Count how many lines of the material contain the string "icon", then give that number and nothing more.
INPUT RECORDS Start Marker
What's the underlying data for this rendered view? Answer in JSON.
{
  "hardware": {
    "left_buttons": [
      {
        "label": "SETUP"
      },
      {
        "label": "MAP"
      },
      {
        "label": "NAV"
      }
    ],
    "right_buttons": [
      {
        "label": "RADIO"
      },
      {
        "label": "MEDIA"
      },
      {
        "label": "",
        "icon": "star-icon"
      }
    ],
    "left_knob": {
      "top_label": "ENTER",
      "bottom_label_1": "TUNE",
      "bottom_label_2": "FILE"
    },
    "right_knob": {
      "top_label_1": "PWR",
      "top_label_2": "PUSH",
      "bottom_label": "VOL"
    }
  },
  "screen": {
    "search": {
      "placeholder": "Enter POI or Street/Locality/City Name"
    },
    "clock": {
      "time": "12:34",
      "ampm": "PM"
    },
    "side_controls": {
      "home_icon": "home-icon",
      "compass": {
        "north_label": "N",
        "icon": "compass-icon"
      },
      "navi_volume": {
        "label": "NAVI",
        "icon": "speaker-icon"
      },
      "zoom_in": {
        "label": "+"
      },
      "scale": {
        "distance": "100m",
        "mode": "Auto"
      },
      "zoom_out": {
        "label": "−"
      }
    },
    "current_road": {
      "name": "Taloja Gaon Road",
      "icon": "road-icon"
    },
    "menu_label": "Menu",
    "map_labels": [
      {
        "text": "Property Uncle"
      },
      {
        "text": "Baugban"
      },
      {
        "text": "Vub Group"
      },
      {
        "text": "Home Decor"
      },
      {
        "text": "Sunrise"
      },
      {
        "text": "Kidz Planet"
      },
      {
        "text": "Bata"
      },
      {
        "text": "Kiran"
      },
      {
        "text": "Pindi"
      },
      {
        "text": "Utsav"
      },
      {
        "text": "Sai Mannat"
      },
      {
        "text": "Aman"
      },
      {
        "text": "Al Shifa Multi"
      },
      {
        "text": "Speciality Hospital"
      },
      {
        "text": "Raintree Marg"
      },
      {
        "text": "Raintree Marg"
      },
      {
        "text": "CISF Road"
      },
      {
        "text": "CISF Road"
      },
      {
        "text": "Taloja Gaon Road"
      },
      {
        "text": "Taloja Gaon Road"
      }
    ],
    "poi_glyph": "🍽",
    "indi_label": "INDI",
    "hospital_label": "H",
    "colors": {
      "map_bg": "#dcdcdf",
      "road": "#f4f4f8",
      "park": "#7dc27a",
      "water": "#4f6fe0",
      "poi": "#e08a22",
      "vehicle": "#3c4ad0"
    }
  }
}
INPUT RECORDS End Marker
## EXPECTED ANSWER
5